## [Your objective]
Pictures stay out; everything else in the listing below is to be restated word for word.
□ □ □ □ □ □ □
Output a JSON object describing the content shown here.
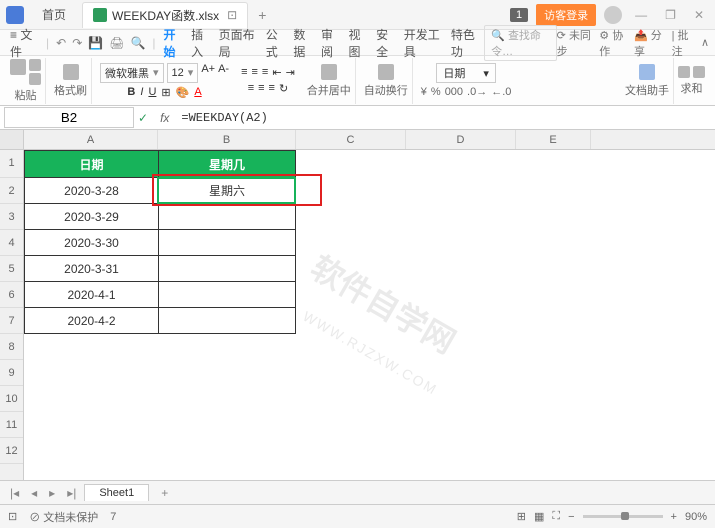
{
  "titlebar": {
    "tab_home": "首页",
    "file_name": "WEEKDAY函数.xlsx",
    "badge": "1",
    "guest_login": "访客登录",
    "min": "—",
    "restore": "❐",
    "close": "✕"
  },
  "menu": {
    "file": "文件",
    "start": "开始",
    "insert": "插入",
    "layout": "页面布局",
    "formula": "公式",
    "data": "数据",
    "review": "审阅",
    "view": "视图",
    "security": "安全",
    "dev": "开发工具",
    "special": "特色功",
    "search_placeholder": "查找命令…",
    "unsync": "未同步",
    "coop": "协作",
    "share": "分享",
    "batch": "批注"
  },
  "ribbon": {
    "paste": "粘贴",
    "format_painter": "格式刷",
    "font_name": "微软雅黑",
    "font_size": "12",
    "merge": "合并居中",
    "wrap": "自动换行",
    "number_format": "日期",
    "doc_helper": "文档助手",
    "sum": "求和"
  },
  "formula_bar": {
    "name_box": "B2",
    "fx_label": "fx",
    "formula": "=WEEKDAY(A2)"
  },
  "grid": {
    "cols": [
      "A",
      "B",
      "C",
      "D",
      "E"
    ],
    "rows": [
      "1",
      "2",
      "3",
      "4",
      "5",
      "6",
      "7",
      "8",
      "9",
      "10",
      "11",
      "12"
    ],
    "header_a": "日期",
    "header_b": "星期几",
    "data": [
      {
        "a": "2020-3-28",
        "b": "星期六"
      },
      {
        "a": "2020-3-29",
        "b": ""
      },
      {
        "a": "2020-3-30",
        "b": ""
      },
      {
        "a": "2020-3-31",
        "b": ""
      },
      {
        "a": "2020-4-1",
        "b": ""
      },
      {
        "a": "2020-4-2",
        "b": ""
      }
    ]
  },
  "sheets": {
    "sheet1": "Sheet1",
    "plus": "+"
  },
  "statusbar": {
    "doc_protect": "文档未保护",
    "count": "7",
    "zoom": "90%"
  },
  "watermark": {
    "main": "软件自学网",
    "sub": "WWW.RJZXW.COM"
  },
  "chart_data": {
    "type": "table",
    "title": "WEEKDAY函数",
    "columns": [
      "日期",
      "星期几"
    ],
    "rows": [
      [
        "2020-3-28",
        "星期六"
      ],
      [
        "2020-3-29",
        ""
      ],
      [
        "2020-3-30",
        ""
      ],
      [
        "2020-3-31",
        ""
      ],
      [
        "2020-4-1",
        ""
      ],
      [
        "2020-4-2",
        ""
      ]
    ],
    "formula_cell": "B2",
    "formula": "=WEEKDAY(A2)"
  }
}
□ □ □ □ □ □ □
## [Result below]
Output a JSON object describing the content shown here.
{
  "titlebar": {
    "tab_home": "首页",
    "file_name": "WEEKDAY函数.xlsx",
    "badge": "1",
    "guest_login": "访客登录",
    "min": "—",
    "restore": "❐",
    "close": "✕"
  },
  "menu": {
    "file": "文件",
    "start": "开始",
    "insert": "插入",
    "layout": "页面布局",
    "formula": "公式",
    "data": "数据",
    "review": "审阅",
    "view": "视图",
    "security": "安全",
    "dev": "开发工具",
    "special": "特色功",
    "search_placeholder": "查找命令…",
    "unsync": "未同步",
    "coop": "协作",
    "share": "分享",
    "batch": "批注"
  },
  "ribbon": {
    "paste": "粘贴",
    "format_painter": "格式刷",
    "font_name": "微软雅黑",
    "font_size": "12",
    "merge": "合并居中",
    "wrap": "自动换行",
    "number_format": "日期",
    "doc_helper": "文档助手",
    "sum": "求和"
  },
  "formula_bar": {
    "name_box": "B2",
    "fx_label": "fx",
    "formula": "=WEEKDAY(A2)"
  },
  "grid": {
    "cols": [
      "A",
      "B",
      "C",
      "D",
      "E"
    ],
    "rows": [
      "1",
      "2",
      "3",
      "4",
      "5",
      "6",
      "7",
      "8",
      "9",
      "10",
      "11",
      "12"
    ],
    "header_a": "日期",
    "header_b": "星期几",
    "data": [
      {
        "a": "2020-3-28",
        "b": "星期六"
      },
      {
        "a": "2020-3-29",
        "b": ""
      },
      {
        "a": "2020-3-30",
        "b": ""
      },
      {
        "a": "2020-3-31",
        "b": ""
      },
      {
        "a": "2020-4-1",
        "b": ""
      },
      {
        "a": "2020-4-2",
        "b": ""
      }
    ]
  },
  "sheets": {
    "sheet1": "Sheet1",
    "plus": "+"
  },
  "statusbar": {
    "doc_protect": "文档未保护",
    "count": "7",
    "zoom": "90%"
  },
  "watermark": {
    "main": "软件自学网",
    "sub": "WWW.RJZXW.COM"
  },
  "chart_data": {
    "type": "table",
    "title": "WEEKDAY函数",
    "columns": [
      "日期",
      "星期几"
    ],
    "rows": [
      [
        "2020-3-28",
        "星期六"
      ],
      [
        "2020-3-29",
        ""
      ],
      [
        "2020-3-30",
        ""
      ],
      [
        "2020-3-31",
        ""
      ],
      [
        "2020-4-1",
        ""
      ],
      [
        "2020-4-2",
        ""
      ]
    ],
    "formula_cell": "B2",
    "formula": "=WEEKDAY(A2)"
  }
}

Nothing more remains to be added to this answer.